It wasn’t a snowstorm by any means, but enough flakes fell at precisely the right moment Friday night in Minneapolis to make it feel like even Mother Nature knew it was Doomtree Blowout time again. The ninth annual family-potluck concert – which has a history of raising bad winter weather – moved into First Avenue after an early start Thursday at the Triple Rock for under-age fans.
The scene outside First Ave with a crowd lining up under light flurries was as familiar as the vibe inside once the local hip-hop crew hit the stage running (literally), with a short runway jutting out over the dance floor like past years and the five Doomtree rappers tag-teaming through their verses.
“Thank you for coming to the Doomtree Blowout … again!” Sims said after two high-adrenaline fan favorites opened the show, “Low Light Low Life” and “Beacon.”

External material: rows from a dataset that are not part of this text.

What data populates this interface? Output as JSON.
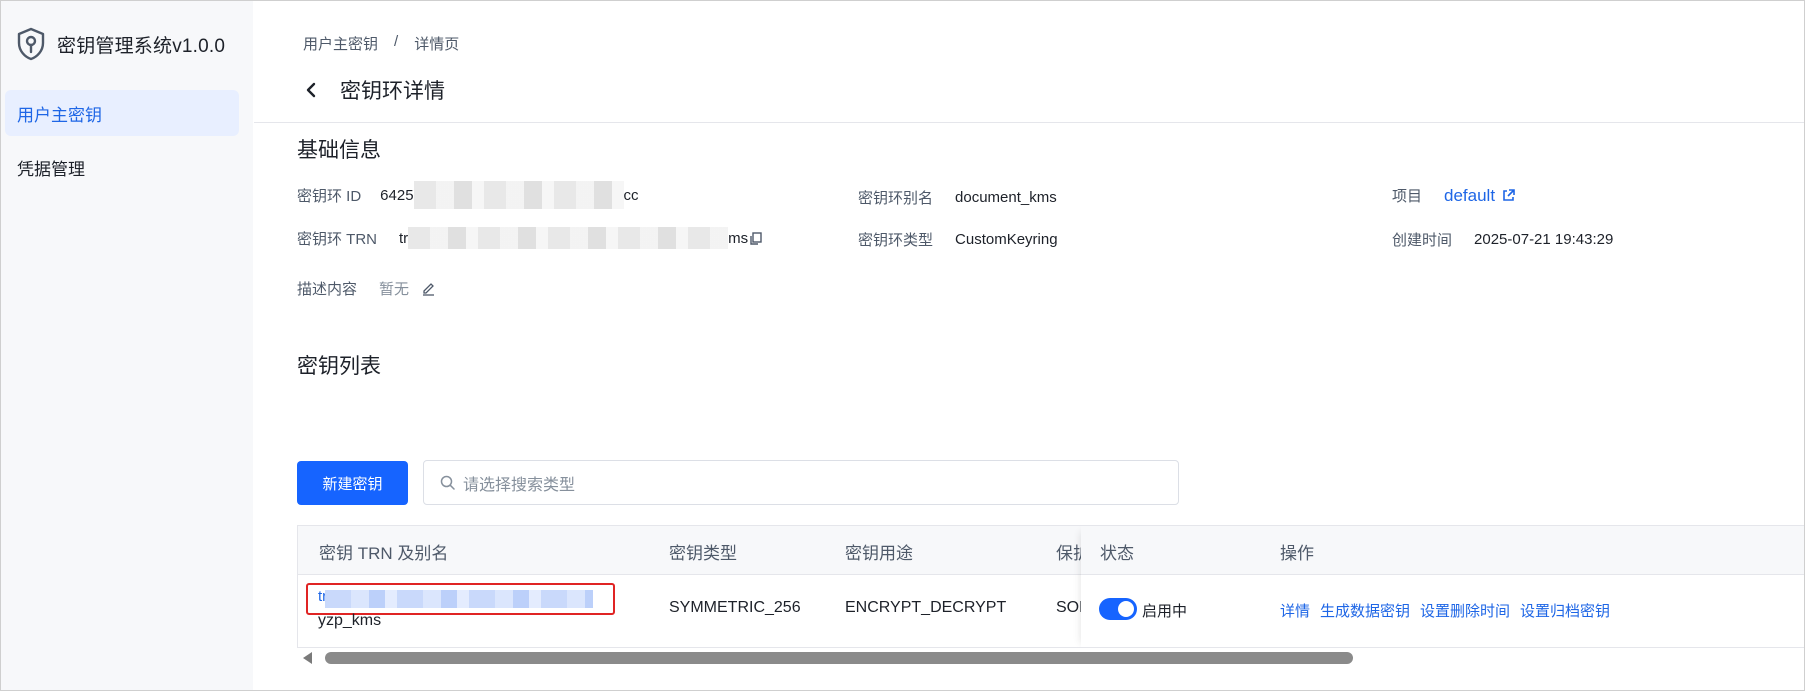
{
  "sidebar": {
    "app_title": "密钥管理系统v1.0.0",
    "items": [
      {
        "label": "用户主密钥",
        "active": true
      },
      {
        "label": "凭据管理",
        "active": false
      }
    ]
  },
  "header": {
    "breadcrumb": [
      "用户主密钥",
      "/",
      "详情页"
    ],
    "title": "密钥环详情"
  },
  "basic": {
    "section_title": "基础信息",
    "id_label": "密钥环 ID",
    "id_prefix": "6425",
    "id_suffix": "cc",
    "alias_label": "密钥环别名",
    "alias_value": "document_kms",
    "project_label": "项目",
    "project_value": "default",
    "trn_label": "密钥环 TRN",
    "trn_prefix": "tr",
    "trn_suffix": "ms",
    "type_label": "密钥环类型",
    "type_value": "CustomKeyring",
    "created_label": "创建时间",
    "created_value": "2025-07-21 19:43:29",
    "desc_label": "描述内容",
    "desc_value": "暂无"
  },
  "keys": {
    "section_title": "密钥列表",
    "new_button": "新建密钥",
    "search_placeholder": "请选择搜索类型",
    "columns": [
      "密钥 TRN 及别名",
      "密钥类型",
      "密钥用途",
      "保护",
      "状态",
      "操作"
    ],
    "rows": [
      {
        "trn_prefix": "tr",
        "alias": "yzp_kms",
        "key_type": "SYMMETRIC_256",
        "usage": "ENCRYPT_DECRYPT",
        "protection": "SOF",
        "status": "启用中",
        "enabled": true,
        "actions": [
          "详情",
          "生成数据密钥",
          "设置删除时间",
          "设置归档密钥"
        ]
      }
    ]
  },
  "colors": {
    "accent": "#1664ff",
    "link": "#1e66e6",
    "highlight": "#e02424"
  }
}
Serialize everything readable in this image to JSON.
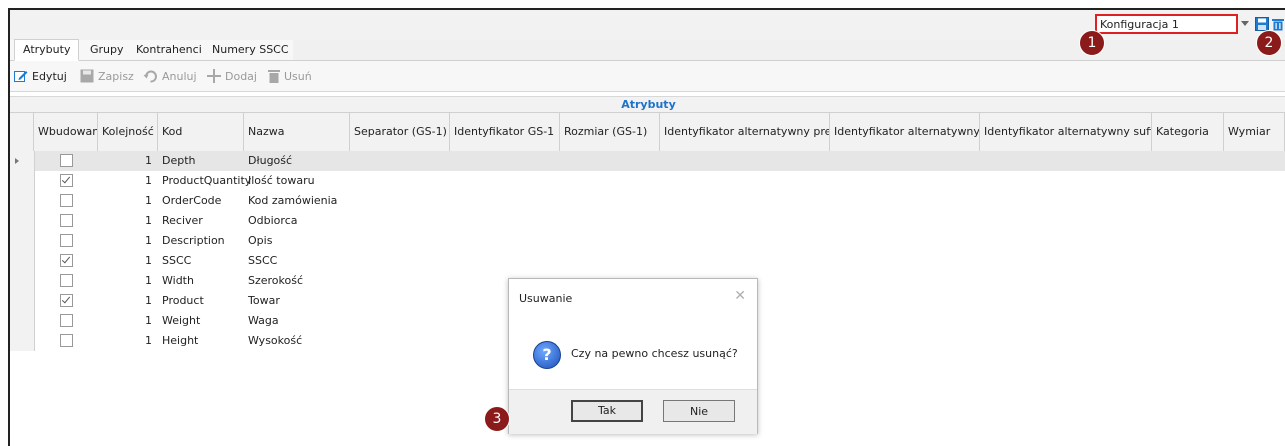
{
  "config": {
    "selected": "Konfiguracja 1"
  },
  "callouts": [
    "1",
    "2",
    "3"
  ],
  "tabs": [
    {
      "label": "Atrybuty",
      "active": true
    },
    {
      "label": "Grupy"
    },
    {
      "label": "Kontrahenci"
    },
    {
      "label": "Numery SSCC"
    }
  ],
  "toolbar": {
    "edit": "Edytuj",
    "save": "Zapisz",
    "cancel": "Anuluj",
    "add": "Dodaj",
    "delete": "Usuń"
  },
  "grid": {
    "group_title": "Atrybuty",
    "columns": [
      "Wbudowany",
      "Kolejność",
      "Kod",
      "Nazwa",
      "Separator (GS-1)",
      "Identyfikator GS-1",
      "Rozmiar (GS-1)",
      "Identyfikator alternatywny prefix",
      "Identyfikator alternatywny",
      "Identyfikator alternatywny suffix",
      "Kategoria",
      "Wymiar"
    ],
    "rows": [
      {
        "built_in": false,
        "order": "1",
        "code": "Depth",
        "name": "Długość",
        "selected": true
      },
      {
        "built_in": true,
        "order": "1",
        "code": "ProductQuantity",
        "name": "Ilość towaru"
      },
      {
        "built_in": false,
        "order": "1",
        "code": "OrderCode",
        "name": "Kod zamówienia"
      },
      {
        "built_in": false,
        "order": "1",
        "code": "Reciver",
        "name": "Odbiorca"
      },
      {
        "built_in": false,
        "order": "1",
        "code": "Description",
        "name": "Opis"
      },
      {
        "built_in": true,
        "order": "1",
        "code": "SSCC",
        "name": "SSCC"
      },
      {
        "built_in": false,
        "order": "1",
        "code": "Width",
        "name": "Szerokość"
      },
      {
        "built_in": true,
        "order": "1",
        "code": "Product",
        "name": "Towar"
      },
      {
        "built_in": false,
        "order": "1",
        "code": "Weight",
        "name": "Waga"
      },
      {
        "built_in": false,
        "order": "1",
        "code": "Height",
        "name": "Wysokość"
      }
    ]
  },
  "dialog": {
    "title": "Usuwanie",
    "message": "Czy na pewno chcesz usunąć?",
    "yes": "Tak",
    "no": "Nie"
  }
}
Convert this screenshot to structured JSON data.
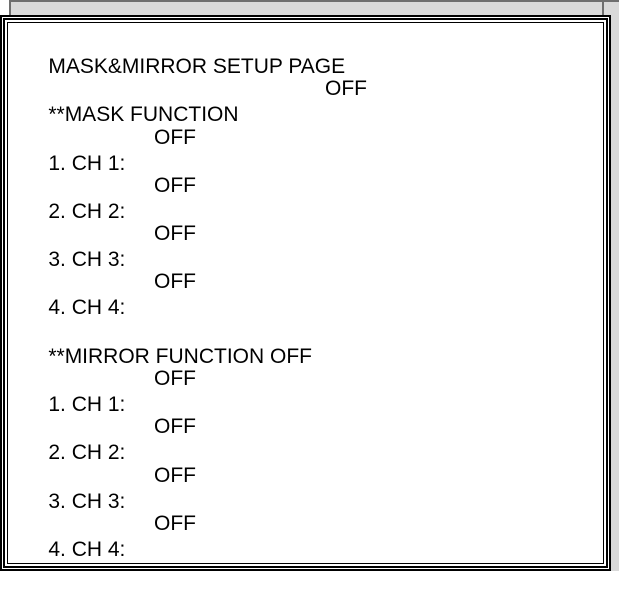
{
  "title": "MASK&MIRROR SETUP PAGE",
  "mask": {
    "label": "**MASK FUNCTION",
    "value": "OFF",
    "channels": [
      {
        "label": "1. CH 1:",
        "value": "OFF"
      },
      {
        "label": "2. CH 2:",
        "value": "OFF"
      },
      {
        "label": "3. CH 3:",
        "value": "OFF"
      },
      {
        "label": "4. CH 4:",
        "value": "OFF"
      }
    ]
  },
  "mirror": {
    "label": "**MIRROR FUNCTION OFF",
    "channels": [
      {
        "label": "1. CH 1:",
        "value": "OFF"
      },
      {
        "label": "2. CH 2:",
        "value": "OFF"
      },
      {
        "label": "3. CH 3:",
        "value": "OFF"
      },
      {
        "label": "4. CH 4:",
        "value": "OFF"
      }
    ]
  }
}
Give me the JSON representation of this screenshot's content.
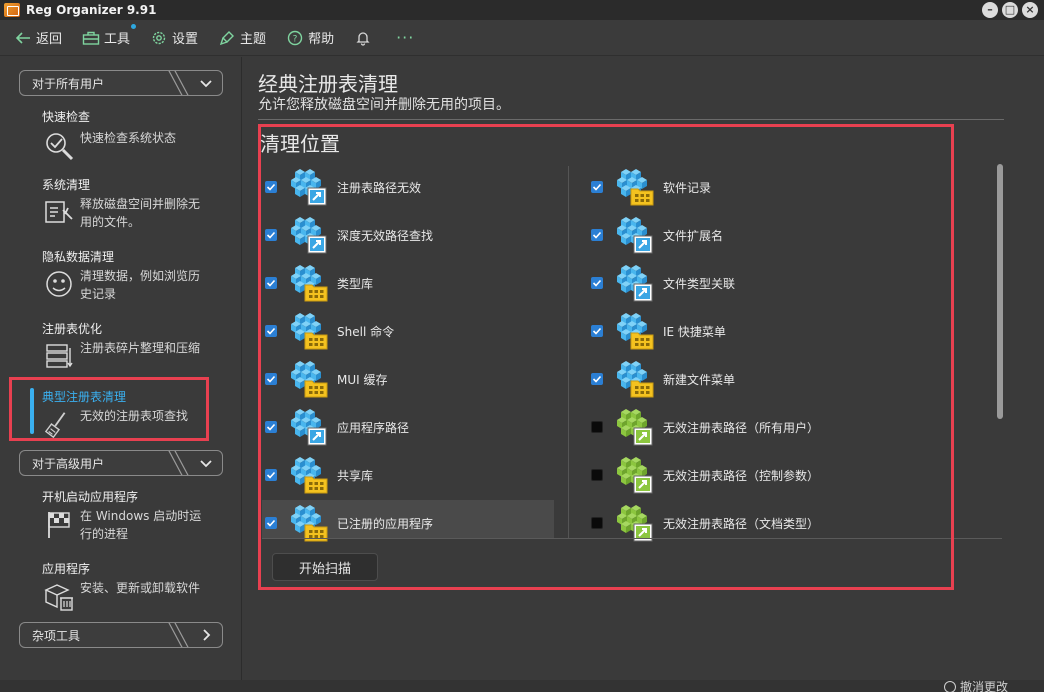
{
  "window": {
    "title": "Reg Organizer 9.91"
  },
  "toolbar": {
    "back": "返回",
    "tools": "工具",
    "settings": "设置",
    "theme": "主题",
    "help": "帮助",
    "more": "···"
  },
  "sidebar": {
    "group_all_users": "对于所有用户",
    "group_advanced": "对于高级用户",
    "group_misc": "杂项工具",
    "items": [
      {
        "title": "快速检查",
        "desc": "快速检查系统状态",
        "icon": "quick-check-icon"
      },
      {
        "title": "系统清理",
        "desc": "释放磁盘空间并删除无用的文件。",
        "icon": "system-cleanup-icon"
      },
      {
        "title": "隐私数据清理",
        "desc": "清理数据，例如浏览历史记录",
        "icon": "privacy-icon"
      },
      {
        "title": "注册表优化",
        "desc": "注册表碎片整理和压缩",
        "icon": "registry-optimize-icon"
      },
      {
        "title": "典型注册表清理",
        "desc": "无效的注册表项查找",
        "icon": "registry-clean-icon",
        "active": true
      },
      {
        "title": "开机启动应用程序",
        "desc": "在 Windows 启动时运行的进程",
        "icon": "startup-icon"
      },
      {
        "title": "应用程序",
        "desc": "安装、更新或卸载软件",
        "icon": "apps-icon"
      }
    ]
  },
  "main": {
    "title": "经典注册表清理",
    "subtitle": "允许您释放磁盘空间并删除无用的项目。",
    "section_title": "清理位置",
    "left_items": [
      {
        "label": "注册表路径无效",
        "checked": true,
        "icon": "registry-arrow-icon"
      },
      {
        "label": "深度无效路径查找",
        "checked": true,
        "icon": "registry-arrow-icon"
      },
      {
        "label": "类型库",
        "checked": true,
        "icon": "registry-folder-icon"
      },
      {
        "label": "Shell 命令",
        "checked": true,
        "icon": "registry-folder-icon"
      },
      {
        "label": "MUI 缓存",
        "checked": true,
        "icon": "registry-folder-icon"
      },
      {
        "label": "应用程序路径",
        "checked": true,
        "icon": "registry-arrow-icon"
      },
      {
        "label": "共享库",
        "checked": true,
        "icon": "registry-folder-icon"
      },
      {
        "label": "已注册的应用程序",
        "checked": true,
        "icon": "registry-folder-icon"
      }
    ],
    "right_items": [
      {
        "label": "软件记录",
        "checked": true,
        "icon": "registry-folder-icon"
      },
      {
        "label": "文件扩展名",
        "checked": true,
        "icon": "registry-arrow-icon"
      },
      {
        "label": "文件类型关联",
        "checked": true,
        "icon": "registry-arrow-icon"
      },
      {
        "label": "IE 快捷菜单",
        "checked": true,
        "icon": "registry-folder-icon"
      },
      {
        "label": "新建文件菜单",
        "checked": true,
        "icon": "registry-folder-icon"
      },
      {
        "label": "无效注册表路径（所有用户）",
        "checked": false,
        "icon": "registry-green-arrow-icon"
      },
      {
        "label": "无效注册表路径（控制参数）",
        "checked": false,
        "icon": "registry-green-arrow-icon"
      },
      {
        "label": "无效注册表路径（文档类型）",
        "checked": false,
        "icon": "registry-green-arrow-icon"
      }
    ],
    "scan_button": "开始扫描"
  },
  "status": {
    "undo": "撤消更改"
  },
  "colors": {
    "accent": "#3ab0f0",
    "highlight_border": "#e84050",
    "checkbox_on": "#2b7fd4",
    "background": "#3a3a3a"
  }
}
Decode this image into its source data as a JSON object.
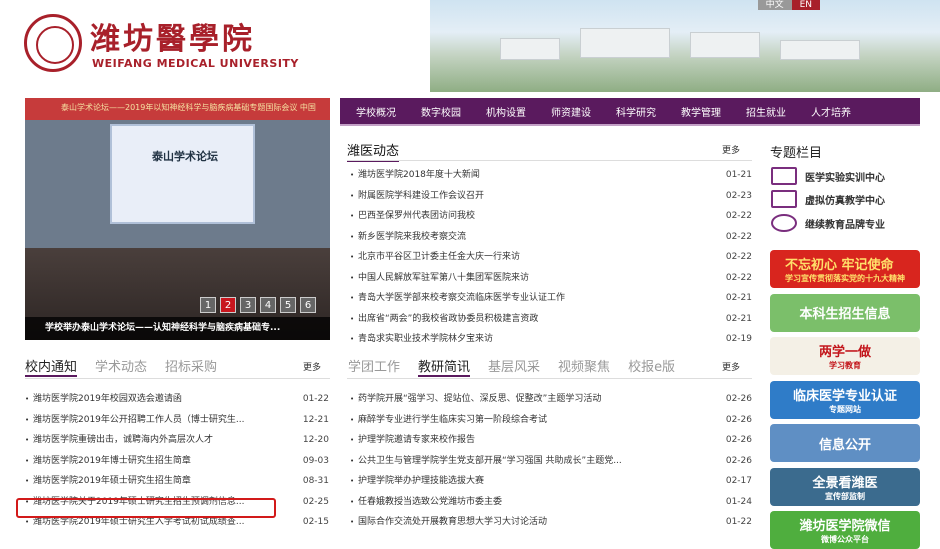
{
  "header": {
    "logo_cn": "潍坊醫學院",
    "logo_en": "WEIFANG MEDICAL UNIVERSITY",
    "lang_cn": "中文",
    "lang_en": "EN"
  },
  "slider": {
    "ticker": "泰山学术论坛——2019年以知神经科学与脑疾病基础专题国际会议   中国",
    "screen_title": "泰山学术论坛",
    "caption": "学校举办泰山学术论坛——认知神经科学与脑疾病基础专...",
    "pages": [
      "1",
      "2",
      "3",
      "4",
      "5",
      "6"
    ],
    "active_page": "2"
  },
  "nav": [
    "学校概况",
    "数字校园",
    "机构设置",
    "师资建设",
    "科学研究",
    "教学管理",
    "招生就业",
    "人才培养"
  ],
  "news_section": {
    "title": "潍医动态",
    "more": "更多",
    "items": [
      {
        "title": "潍坊医学院2018年度十大新闻",
        "date": "01-21"
      },
      {
        "title": "附属医院学科建设工作会议召开",
        "date": "02-23"
      },
      {
        "title": "巴西圣保罗州代表团访问我校",
        "date": "02-22"
      },
      {
        "title": "新乡医学院来我校考察交流",
        "date": "02-22"
      },
      {
        "title": "北京市平谷区卫计委主任金大庆一行来访",
        "date": "02-22"
      },
      {
        "title": "中国人民解放军驻军第八十集团军医院来访",
        "date": "02-22"
      },
      {
        "title": "青岛大学医学部来校考察交流临床医学专业认证工作",
        "date": "02-21"
      },
      {
        "title": "出席省“两会”的我校省政协委员积极建言资政",
        "date": "02-21"
      },
      {
        "title": "青岛求实职业技术学院林夕宝来访",
        "date": "02-19"
      }
    ]
  },
  "notice_section": {
    "tabs": [
      "校内通知",
      "学术动态",
      "招标采购"
    ],
    "more": "更多",
    "items": [
      {
        "title": "潍坊医学院2019年校园双选会邀请函",
        "date": "01-22"
      },
      {
        "title": "潍坊医学院2019年公开招聘工作人员（博士研究生...",
        "date": "12-21"
      },
      {
        "title": "潍坊医学院重磅出击，诚聘海内外高层次人才",
        "date": "12-20"
      },
      {
        "title": "潍坊医学院2019年博士研究生招生简章",
        "date": "09-03"
      },
      {
        "title": "潍坊医学院2019年硕士研究生招生简章",
        "date": "08-31"
      },
      {
        "title": "潍坊医学院关于2019年硕士研究生招生预调剂信息...",
        "date": "02-25"
      },
      {
        "title": "潍坊医学院2019年硕士研究生入学考试初试成绩查...",
        "date": "02-15"
      }
    ]
  },
  "research_section": {
    "tabs": [
      "学团工作",
      "教研简讯",
      "基层风采",
      "视频聚焦",
      "校报e版"
    ],
    "more": "更多",
    "items": [
      {
        "title": "药学院开展“强学习、提站位、深反思、促整改”主题学习活动",
        "date": "02-26"
      },
      {
        "title": "麻醉学专业进行学生临床实习第一阶段综合考试",
        "date": "02-26"
      },
      {
        "title": "护理学院邀请专家来校作报告",
        "date": "02-26"
      },
      {
        "title": "公共卫生与管理学院学生党支部开展“学习强国 共助成长”主题党...",
        "date": "02-26"
      },
      {
        "title": "护理学院举办护理技能选拔大赛",
        "date": "02-17"
      },
      {
        "title": "任春娥教授当选致公党潍坊市委主委",
        "date": "01-24"
      },
      {
        "title": "国际合作交流处开展教育思想大学习大讨论活动",
        "date": "01-22"
      }
    ]
  },
  "special": {
    "title": "专题栏目",
    "items": [
      "医学实验实训中心",
      "虚拟仿真教学中心",
      "继续教育品牌专业"
    ],
    "banners": [
      {
        "text": "不忘初心 牢记使命",
        "sub": "学习宣传贯彻落实党的十九大精神",
        "bg": "#d8251e",
        "fg": "#ffe06a"
      },
      {
        "text": "本科生招生信息",
        "sub": "",
        "bg": "#7bbf6a",
        "fg": "#ffffff"
      },
      {
        "text": "两学一做",
        "sub": "学习教育",
        "bg": "#f4f0e6",
        "fg": "#c3161c"
      },
      {
        "text": "临床医学专业认证",
        "sub": "专题网站",
        "bg": "#2f7cc8",
        "fg": "#ffffff"
      },
      {
        "text": "信息公开",
        "sub": "",
        "bg": "#5f8fc4",
        "fg": "#ffffff"
      },
      {
        "text": "全景看潍医",
        "sub": "宣传部监制",
        "bg": "#3b6b8e",
        "fg": "#ffffff"
      },
      {
        "text": "潍坊医学院微信",
        "sub": "微博公众平台",
        "bg": "#4fae3e",
        "fg": "#ffffff"
      }
    ]
  }
}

For all its welcome deja-vu attributes, this year’s Blowout concerts offered enough new twists to avoid feeling like a rehash. The visual production from local “videoptical” company Playatta was an impressive touch-up from the get-go, with two dueling video screens for a backdrop and a light show that would out-dazzle most touring productions that come to First Ave.
A short list of guests also joined the fray this year, with Aby Wolf providing her usual rich vocal layering to Dessa’s songs but also adding to the harrowing-epic feel of P.O.S.’s “Lock-Picks, Knives, Bricks and Bats.” Crescent Moon of Kill the Vultures and Oddjobs notoriety also took the stage Friday to fiercely revive “I’m Talking,” introduced by P.O.S. as “someone who inspired all of us.” Per word from the Twitterosphere, Saturday’s show also featured Har Mar Superstar during “Bangarang” (a night after he appeared on “Wits” for Minnesota Public Radio).
“I’m Talking” was one of many older, rarely played nuggets dusted off for Blowout IX. Others included “The Wren,” “Thinking Dunk Tank” and “Kid Gloves.”
One other unusual twist: The crew took about a 20-minute, jam-band-style break about 75 minutes after it first hit the stage. Whether or not this had anything to do with the kidney condition that sent P.O.S. to the emergency room during last year’s Blowout run, you wouldn’t have known Friday the dude is still in need of a transplant. Besides the hair-raising version of “Lock-Picks,” he also spouted off with extra fortitude in “We Don’t Even Live Here (Weird Friends)” and “F* Your Stuff” post-intermission.
As has been the case in past years, the show -- about 2½ hours total not counting the break -- was sporadically split into mini-sets in which each rapper delivered three or four of their solo tunes, usually with the rest of the crew there for hype duty. Mike Mictlan went first before the crowd got too hoarse or drunk to shout along to “Game Over” and “Prizefight.” Dessa breezed through “Dixon’s Girl” as if to save her energy for an extra powerful “Warsaw.” After the break, Cecil Otter dug up a couple of his oldies, “A Hundred Fathers and “Lakeshore Drifter.” He also steered them through “Little Mercy” for the pre-encore finale.
Several new songs – presumably from a new all-crew record that the group started laying down this fall – also made the set, including a rousing, chant-filled gem near the end of the set with the hook, “I got my own nation.” Paired with one of Sims’ lines in another new tune earlier in the show, “My city is electric,” it sounded as if the crew had been writing with the Blowouts in mind. The Doomtree nation continues to show up in force each year and was once again rewarded with one of the most electric concerts of the year.
At the time of writing, tickets still remained for Sunday's Blowout finale at First Ave, following fast sell-outs the first three nights.